In after the explosion a breathless camera captures him being taken away by two men in the midday sun of Aleppo, full and bright. It’s hot. In the background, to the screams following the noise of the bomb, there is only dust rising into the air, making it dirty. The camera turns around: it is a gaze that seeks help, framing the wall, up high, there’s no way out. The heavy breathing of the girl behind the camera makes my heartbeat race. Two minutes and 32 seconds of terrible expectation and disorientation.
We get in the car. “Yalla, yalla! – a woman shouts – hurry up. ” We leave. Away, fast. They call him by name “Tameeer, Tameeer.” No answer. It looks like a movie. I wish it was a movie. They pull him out of the car to get him to a house where they had made a makeshift hospital; he’s covered in blood. The wound is very large. I know that inside there was a doctor. I also know, unfortunately, that he is not a surgeon.
In before the explosion the perspective is the same as the one in after the explosion, but while looking at it I already know what’s going to happen. I would like to capture the video, to stop the time, I click “pause” and, for a moment, I think I really stopped it. This makes me feel powerful, as if I could change the damned future.
A car comes, there are three armed man of the FSA. Tamer Alawam was there also to tell us that sometimes they are civilians forced to take up arms because of the violent repression by the army of Assad, followed the peaceful demonstrations of the early months of the revolution. He was there to bring us news about Syria. He died there for this reason and it’s right to speak about it. I see the relaxed faces, despite the trials of war, of those who are there and do not know what to expect. A boy smiles, even, and waves to the camera.
The last video is the longest one, that of his funeral. A vigil of 14 minutes and 47 seconds, where I look at the pictures and I remember him, remember a thousand experiences lived together. All through the cold screen of a laptop.
Five flowers on the front, a sheet around it. An imam reciting the final prayers. He was not even a Muslim. But how to explain this in a time of war, how to find an alternative burial, but still decent for a family member or friend who was not too devoted?

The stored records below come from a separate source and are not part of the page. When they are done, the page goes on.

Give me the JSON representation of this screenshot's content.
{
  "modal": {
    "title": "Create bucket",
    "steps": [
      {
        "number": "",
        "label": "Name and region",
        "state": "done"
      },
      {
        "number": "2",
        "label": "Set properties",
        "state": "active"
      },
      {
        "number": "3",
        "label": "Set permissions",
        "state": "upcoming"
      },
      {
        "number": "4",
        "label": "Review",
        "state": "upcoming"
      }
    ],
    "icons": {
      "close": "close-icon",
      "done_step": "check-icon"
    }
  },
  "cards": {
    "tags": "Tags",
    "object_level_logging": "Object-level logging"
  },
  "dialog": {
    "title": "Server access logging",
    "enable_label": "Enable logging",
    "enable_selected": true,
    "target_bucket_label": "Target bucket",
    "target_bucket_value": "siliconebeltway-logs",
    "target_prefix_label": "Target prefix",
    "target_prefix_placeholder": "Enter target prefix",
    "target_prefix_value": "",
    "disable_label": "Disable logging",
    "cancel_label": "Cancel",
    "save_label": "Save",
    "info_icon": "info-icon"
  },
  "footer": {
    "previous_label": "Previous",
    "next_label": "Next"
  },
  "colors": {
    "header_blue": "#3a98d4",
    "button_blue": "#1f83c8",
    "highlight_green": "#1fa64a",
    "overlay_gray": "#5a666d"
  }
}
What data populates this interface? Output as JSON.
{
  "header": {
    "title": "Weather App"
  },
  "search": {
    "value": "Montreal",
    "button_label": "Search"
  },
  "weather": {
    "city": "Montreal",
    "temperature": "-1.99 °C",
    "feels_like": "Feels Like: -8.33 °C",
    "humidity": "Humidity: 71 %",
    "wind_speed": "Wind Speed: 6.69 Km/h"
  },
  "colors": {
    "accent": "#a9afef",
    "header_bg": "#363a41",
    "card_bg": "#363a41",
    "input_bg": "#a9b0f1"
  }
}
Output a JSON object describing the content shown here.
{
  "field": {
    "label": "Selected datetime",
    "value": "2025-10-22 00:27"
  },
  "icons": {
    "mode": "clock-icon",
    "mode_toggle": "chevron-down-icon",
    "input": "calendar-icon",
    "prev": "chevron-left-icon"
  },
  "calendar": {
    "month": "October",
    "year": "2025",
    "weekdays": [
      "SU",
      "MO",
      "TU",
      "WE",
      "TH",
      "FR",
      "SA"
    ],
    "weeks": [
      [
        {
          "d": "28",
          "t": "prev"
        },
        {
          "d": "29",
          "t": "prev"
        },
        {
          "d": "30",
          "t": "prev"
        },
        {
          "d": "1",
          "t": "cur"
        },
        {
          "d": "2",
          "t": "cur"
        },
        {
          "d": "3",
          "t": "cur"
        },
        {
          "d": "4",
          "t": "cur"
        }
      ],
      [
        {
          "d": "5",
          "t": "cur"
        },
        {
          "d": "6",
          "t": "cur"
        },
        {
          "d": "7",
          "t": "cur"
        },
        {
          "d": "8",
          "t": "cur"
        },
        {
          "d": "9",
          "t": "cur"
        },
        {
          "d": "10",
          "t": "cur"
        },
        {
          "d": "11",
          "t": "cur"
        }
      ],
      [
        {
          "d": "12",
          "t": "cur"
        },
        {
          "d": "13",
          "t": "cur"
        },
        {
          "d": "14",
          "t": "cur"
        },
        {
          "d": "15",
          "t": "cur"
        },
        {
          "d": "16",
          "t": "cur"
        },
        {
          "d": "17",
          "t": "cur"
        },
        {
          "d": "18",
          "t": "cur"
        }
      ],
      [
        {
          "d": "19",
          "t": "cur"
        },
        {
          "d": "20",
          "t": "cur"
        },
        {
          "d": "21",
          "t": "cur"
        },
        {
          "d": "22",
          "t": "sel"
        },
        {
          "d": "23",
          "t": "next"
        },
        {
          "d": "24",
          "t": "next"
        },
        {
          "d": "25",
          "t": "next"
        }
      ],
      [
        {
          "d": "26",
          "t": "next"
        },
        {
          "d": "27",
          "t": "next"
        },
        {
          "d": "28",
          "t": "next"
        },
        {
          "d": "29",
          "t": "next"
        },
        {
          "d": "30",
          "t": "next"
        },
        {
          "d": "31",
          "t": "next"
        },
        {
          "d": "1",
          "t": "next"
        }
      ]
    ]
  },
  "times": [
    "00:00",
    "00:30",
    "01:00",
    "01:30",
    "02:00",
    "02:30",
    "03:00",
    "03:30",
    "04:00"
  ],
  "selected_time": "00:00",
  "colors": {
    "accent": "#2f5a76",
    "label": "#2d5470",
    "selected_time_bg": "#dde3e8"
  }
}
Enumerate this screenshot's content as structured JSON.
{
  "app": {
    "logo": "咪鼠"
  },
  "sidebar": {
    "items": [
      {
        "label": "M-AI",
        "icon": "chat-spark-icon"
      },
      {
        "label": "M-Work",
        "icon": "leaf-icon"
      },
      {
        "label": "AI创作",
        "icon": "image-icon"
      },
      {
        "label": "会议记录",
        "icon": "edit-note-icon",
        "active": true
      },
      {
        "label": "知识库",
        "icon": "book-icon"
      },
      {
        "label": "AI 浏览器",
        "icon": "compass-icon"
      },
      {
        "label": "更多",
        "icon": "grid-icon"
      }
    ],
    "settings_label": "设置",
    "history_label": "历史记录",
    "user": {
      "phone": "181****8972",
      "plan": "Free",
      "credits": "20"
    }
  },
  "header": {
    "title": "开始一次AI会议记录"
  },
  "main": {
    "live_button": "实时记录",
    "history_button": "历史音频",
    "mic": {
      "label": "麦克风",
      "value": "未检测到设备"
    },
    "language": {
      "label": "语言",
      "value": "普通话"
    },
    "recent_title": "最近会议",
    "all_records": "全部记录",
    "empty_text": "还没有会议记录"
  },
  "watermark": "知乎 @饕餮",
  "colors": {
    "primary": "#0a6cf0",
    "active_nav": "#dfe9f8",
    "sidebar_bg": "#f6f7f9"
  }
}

They put him into a wooden box, then close it. They take him in procession to the cemetery. The plaque is a piece of stone with his name written on it with a black marker. The sun is shining on his grave, on the pink flowers next to it. Buried. May he rest in peace.
Immediately I think of the future. I remember the reporter, his great friend, that now has to return to Europe by crossing the Turkish border illegally, but without him. I know that she’s back because she gave me these videos. I know she’s okay. But the apprehension when I think of how she left Syria alone steals my breath away. Whatever it is like to witness death, she now knows. Me, I’ve seen it online.